## WHAT THE TASK REQUIRES
The word "sách" marks the lines to find; copy every such line from the data below.

(Collected data entries)
▬▬▬

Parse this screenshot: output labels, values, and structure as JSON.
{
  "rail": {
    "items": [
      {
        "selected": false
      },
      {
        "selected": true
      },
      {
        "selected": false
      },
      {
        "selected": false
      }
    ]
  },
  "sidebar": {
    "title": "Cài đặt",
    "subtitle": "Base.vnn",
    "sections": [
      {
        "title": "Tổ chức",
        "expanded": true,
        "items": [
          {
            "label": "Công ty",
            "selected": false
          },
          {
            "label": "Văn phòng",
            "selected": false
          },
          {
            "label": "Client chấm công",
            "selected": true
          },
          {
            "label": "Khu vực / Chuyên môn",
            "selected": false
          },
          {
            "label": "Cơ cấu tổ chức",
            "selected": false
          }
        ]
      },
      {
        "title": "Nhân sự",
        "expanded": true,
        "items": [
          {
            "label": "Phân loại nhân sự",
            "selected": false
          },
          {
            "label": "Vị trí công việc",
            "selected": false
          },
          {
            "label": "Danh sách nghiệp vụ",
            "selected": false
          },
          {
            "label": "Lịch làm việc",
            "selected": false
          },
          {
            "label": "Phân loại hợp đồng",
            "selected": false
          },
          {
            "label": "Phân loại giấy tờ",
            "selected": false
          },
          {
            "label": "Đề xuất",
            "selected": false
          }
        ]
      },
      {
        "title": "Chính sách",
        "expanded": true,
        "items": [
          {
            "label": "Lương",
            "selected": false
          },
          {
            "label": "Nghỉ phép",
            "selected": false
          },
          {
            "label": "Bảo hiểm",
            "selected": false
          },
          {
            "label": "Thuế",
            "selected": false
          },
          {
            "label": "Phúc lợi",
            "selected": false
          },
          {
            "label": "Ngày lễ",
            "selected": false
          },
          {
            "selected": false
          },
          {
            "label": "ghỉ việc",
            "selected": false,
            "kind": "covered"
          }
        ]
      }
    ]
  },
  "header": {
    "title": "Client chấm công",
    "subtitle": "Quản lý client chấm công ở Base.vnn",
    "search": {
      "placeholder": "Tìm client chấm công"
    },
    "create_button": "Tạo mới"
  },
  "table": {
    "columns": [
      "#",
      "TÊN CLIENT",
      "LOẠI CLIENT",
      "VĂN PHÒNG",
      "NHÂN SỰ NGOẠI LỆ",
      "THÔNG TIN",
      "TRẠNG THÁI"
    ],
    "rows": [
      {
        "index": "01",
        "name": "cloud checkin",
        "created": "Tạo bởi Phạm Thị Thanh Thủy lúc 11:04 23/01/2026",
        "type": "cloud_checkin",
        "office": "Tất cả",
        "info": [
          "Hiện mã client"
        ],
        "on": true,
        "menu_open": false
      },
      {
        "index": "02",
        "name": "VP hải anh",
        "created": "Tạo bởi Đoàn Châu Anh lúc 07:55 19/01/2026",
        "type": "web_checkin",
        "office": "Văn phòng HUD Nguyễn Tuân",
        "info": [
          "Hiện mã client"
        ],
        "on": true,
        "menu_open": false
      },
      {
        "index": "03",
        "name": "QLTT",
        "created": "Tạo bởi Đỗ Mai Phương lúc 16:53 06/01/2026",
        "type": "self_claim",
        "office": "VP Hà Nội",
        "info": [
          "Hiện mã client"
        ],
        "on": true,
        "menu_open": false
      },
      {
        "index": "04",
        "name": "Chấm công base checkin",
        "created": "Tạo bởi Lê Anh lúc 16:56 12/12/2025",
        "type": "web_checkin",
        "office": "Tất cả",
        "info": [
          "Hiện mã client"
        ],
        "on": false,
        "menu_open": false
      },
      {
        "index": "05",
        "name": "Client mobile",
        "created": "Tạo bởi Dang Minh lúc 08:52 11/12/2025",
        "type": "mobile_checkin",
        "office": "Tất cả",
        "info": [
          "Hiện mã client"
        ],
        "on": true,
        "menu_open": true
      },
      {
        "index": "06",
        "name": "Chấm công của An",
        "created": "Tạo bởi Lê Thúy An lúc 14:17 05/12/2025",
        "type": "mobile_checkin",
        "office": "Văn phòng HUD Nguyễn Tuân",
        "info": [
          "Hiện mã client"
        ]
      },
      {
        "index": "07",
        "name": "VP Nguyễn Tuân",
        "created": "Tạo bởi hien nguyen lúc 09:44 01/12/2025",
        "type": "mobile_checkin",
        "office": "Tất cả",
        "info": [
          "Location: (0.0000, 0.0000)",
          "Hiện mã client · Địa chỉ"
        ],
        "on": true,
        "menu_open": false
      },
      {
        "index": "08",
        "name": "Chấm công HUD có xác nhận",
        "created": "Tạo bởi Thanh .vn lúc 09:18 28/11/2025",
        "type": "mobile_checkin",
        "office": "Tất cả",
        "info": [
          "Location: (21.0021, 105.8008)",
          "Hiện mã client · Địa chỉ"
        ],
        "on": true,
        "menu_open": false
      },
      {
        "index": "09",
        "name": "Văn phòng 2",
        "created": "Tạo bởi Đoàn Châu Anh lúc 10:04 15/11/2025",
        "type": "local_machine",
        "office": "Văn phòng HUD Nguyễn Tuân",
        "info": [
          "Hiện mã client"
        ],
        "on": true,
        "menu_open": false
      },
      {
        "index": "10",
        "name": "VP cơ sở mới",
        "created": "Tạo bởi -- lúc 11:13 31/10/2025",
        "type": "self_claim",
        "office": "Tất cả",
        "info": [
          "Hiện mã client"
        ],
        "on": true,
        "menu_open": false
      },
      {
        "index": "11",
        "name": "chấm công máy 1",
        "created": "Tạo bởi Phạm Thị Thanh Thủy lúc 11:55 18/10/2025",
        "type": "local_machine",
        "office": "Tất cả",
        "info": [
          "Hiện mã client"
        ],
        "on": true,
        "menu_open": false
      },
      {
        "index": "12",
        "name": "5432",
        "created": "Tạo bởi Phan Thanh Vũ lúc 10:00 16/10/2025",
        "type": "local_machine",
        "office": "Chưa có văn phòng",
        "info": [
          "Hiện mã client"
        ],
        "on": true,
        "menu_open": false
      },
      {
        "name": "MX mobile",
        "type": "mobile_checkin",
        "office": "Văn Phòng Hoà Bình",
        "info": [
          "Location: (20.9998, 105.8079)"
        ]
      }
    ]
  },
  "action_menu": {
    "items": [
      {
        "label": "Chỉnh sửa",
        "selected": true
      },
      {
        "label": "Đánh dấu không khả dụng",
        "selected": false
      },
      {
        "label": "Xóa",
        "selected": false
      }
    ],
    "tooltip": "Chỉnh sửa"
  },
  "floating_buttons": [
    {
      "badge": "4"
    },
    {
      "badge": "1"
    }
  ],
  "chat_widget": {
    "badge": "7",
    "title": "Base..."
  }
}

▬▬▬

## EXERCISE OUTPUT
            "label": "Danh sách nghiệp vụ",
        "title": "Chính sách",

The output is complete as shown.